Items from a data source:
------------------------------------

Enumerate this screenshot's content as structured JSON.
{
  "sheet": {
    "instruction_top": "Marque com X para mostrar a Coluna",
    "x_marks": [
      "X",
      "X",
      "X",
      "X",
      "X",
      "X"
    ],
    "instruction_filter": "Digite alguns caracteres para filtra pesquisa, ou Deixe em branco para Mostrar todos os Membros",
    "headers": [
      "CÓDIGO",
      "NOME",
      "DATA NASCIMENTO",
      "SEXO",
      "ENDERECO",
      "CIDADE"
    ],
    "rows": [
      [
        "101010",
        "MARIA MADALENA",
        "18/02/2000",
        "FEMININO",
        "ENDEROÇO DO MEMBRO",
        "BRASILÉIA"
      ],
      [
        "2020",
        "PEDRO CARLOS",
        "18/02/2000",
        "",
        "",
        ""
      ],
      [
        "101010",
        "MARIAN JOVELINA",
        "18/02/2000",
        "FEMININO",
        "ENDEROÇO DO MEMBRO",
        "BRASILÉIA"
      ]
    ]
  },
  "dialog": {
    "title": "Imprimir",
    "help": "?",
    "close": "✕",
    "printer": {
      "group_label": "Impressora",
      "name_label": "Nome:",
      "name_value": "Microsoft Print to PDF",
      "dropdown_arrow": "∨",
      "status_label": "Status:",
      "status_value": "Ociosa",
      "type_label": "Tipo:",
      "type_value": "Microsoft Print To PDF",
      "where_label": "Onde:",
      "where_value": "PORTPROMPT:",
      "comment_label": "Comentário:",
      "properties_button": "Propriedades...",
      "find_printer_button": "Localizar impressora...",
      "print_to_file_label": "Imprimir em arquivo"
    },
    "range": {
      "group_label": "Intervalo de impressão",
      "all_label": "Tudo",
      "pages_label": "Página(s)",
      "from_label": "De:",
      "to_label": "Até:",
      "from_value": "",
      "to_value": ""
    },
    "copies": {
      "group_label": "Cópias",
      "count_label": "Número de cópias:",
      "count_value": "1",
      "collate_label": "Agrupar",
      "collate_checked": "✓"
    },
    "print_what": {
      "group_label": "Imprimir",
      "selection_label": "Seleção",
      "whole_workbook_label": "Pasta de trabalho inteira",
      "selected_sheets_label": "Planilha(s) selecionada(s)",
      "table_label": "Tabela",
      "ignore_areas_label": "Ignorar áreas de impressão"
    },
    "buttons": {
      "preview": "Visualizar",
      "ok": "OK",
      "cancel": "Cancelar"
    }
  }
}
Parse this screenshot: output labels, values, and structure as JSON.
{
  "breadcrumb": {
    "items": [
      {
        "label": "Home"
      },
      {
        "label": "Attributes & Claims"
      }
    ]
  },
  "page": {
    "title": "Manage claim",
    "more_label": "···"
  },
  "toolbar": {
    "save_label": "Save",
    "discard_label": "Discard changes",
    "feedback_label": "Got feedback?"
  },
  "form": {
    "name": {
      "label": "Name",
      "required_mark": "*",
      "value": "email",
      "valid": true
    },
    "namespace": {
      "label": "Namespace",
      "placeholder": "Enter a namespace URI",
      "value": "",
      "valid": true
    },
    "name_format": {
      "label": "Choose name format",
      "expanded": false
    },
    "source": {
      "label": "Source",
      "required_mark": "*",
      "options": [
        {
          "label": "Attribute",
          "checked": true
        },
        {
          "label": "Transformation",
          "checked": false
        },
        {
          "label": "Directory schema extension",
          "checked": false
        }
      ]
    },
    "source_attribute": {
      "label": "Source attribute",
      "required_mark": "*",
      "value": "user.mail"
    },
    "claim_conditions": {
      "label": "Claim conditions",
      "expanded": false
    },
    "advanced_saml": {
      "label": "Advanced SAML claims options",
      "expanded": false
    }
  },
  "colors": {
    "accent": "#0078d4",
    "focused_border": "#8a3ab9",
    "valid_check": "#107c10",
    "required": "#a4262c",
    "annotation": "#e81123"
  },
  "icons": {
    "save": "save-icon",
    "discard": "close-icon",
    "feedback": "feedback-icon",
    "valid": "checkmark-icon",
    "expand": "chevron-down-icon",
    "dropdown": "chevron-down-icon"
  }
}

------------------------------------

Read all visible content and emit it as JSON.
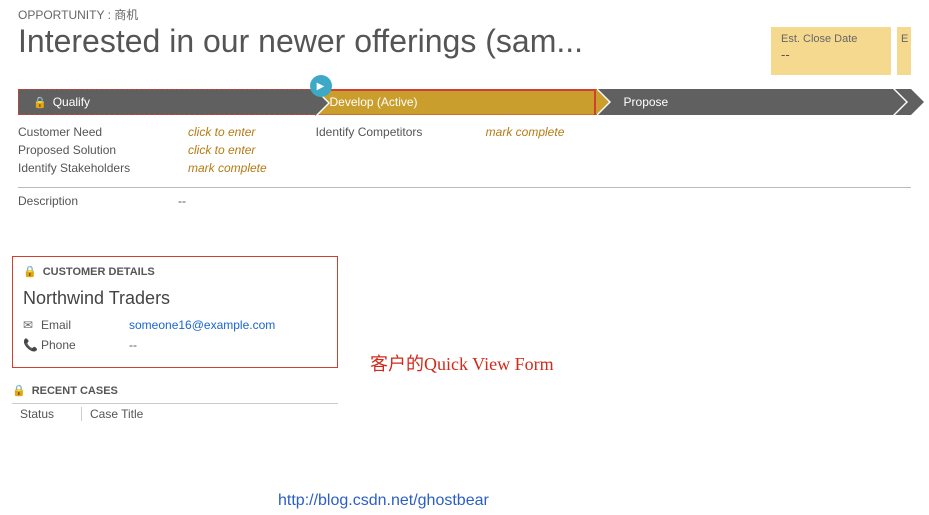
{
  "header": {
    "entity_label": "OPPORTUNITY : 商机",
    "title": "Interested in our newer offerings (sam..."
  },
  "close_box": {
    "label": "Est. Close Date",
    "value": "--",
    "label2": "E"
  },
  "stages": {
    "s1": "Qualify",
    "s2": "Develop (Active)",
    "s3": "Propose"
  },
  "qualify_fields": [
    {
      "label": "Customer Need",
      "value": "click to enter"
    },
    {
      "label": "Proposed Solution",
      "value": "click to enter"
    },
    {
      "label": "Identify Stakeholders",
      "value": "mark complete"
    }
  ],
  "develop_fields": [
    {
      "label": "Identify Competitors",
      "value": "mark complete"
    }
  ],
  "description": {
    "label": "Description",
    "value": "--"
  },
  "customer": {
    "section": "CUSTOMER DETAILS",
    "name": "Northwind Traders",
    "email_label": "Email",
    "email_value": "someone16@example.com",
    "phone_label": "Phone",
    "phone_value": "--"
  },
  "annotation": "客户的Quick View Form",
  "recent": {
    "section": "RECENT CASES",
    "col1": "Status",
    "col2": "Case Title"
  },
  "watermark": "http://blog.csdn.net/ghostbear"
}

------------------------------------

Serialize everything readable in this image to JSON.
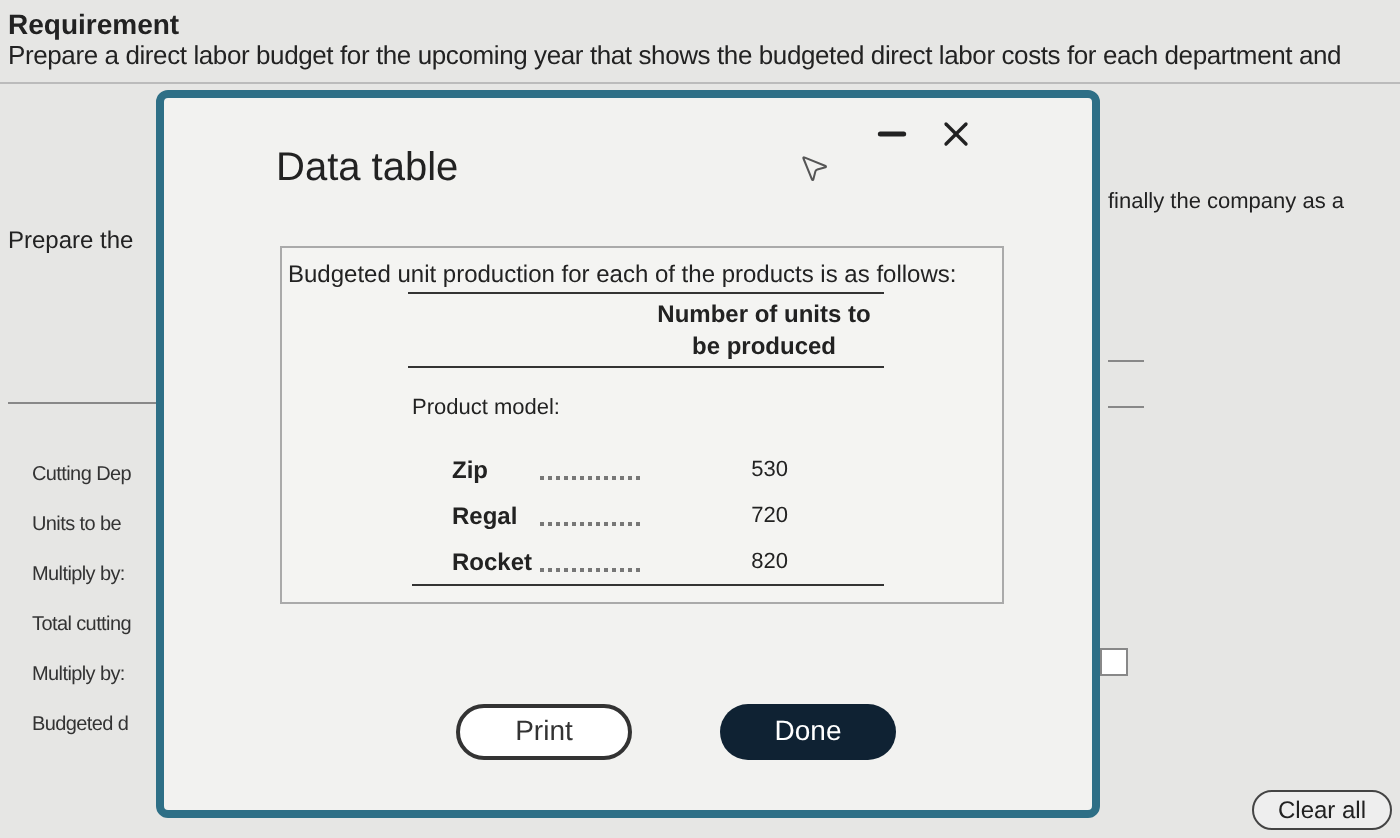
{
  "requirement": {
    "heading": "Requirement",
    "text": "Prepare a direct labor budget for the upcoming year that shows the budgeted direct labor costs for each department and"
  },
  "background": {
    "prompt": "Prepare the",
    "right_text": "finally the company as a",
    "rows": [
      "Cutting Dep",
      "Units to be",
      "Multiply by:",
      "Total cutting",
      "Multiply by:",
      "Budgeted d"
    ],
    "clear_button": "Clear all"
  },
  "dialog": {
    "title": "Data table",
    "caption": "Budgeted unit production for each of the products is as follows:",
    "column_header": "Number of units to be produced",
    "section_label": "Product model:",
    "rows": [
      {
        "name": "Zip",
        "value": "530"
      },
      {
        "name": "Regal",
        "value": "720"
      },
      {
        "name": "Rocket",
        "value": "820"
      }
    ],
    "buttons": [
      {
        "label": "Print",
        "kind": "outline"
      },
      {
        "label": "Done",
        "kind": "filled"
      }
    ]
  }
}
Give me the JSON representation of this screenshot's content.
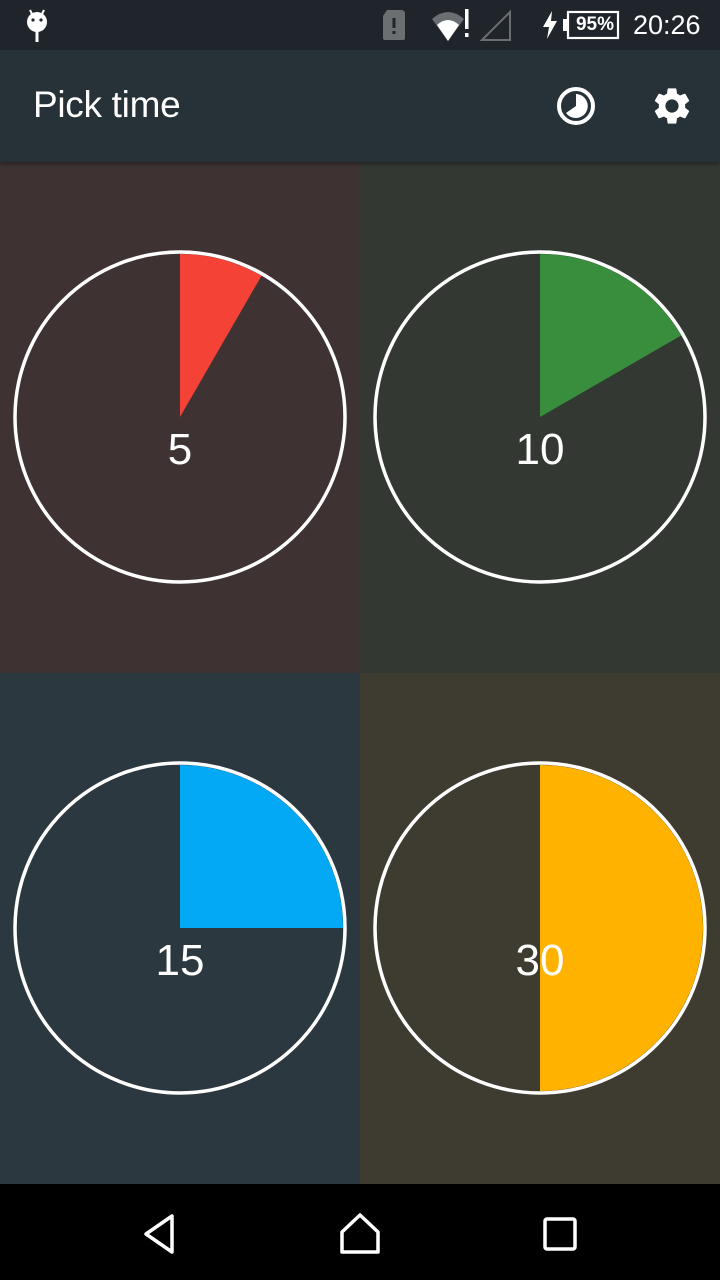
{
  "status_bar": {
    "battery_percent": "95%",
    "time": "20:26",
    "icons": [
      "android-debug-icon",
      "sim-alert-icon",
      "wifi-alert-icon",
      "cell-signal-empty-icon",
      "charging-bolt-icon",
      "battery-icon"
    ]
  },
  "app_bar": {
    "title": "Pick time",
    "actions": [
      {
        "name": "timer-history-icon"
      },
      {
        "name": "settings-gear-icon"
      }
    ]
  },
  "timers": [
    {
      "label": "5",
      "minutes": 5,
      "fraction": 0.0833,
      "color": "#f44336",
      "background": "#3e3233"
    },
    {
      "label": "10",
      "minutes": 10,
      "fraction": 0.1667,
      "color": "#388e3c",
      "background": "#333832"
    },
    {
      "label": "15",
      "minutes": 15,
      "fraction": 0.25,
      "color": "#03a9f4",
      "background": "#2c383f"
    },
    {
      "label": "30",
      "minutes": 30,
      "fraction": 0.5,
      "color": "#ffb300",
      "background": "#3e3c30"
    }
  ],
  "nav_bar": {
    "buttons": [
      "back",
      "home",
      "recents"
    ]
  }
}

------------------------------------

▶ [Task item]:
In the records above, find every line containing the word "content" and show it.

▶ [Exercise result]:
Enumerate this screenshot's content as structured JSON.
Read all visible content and emit it as JSON.
Give me the JSON representation of this screenshot's content.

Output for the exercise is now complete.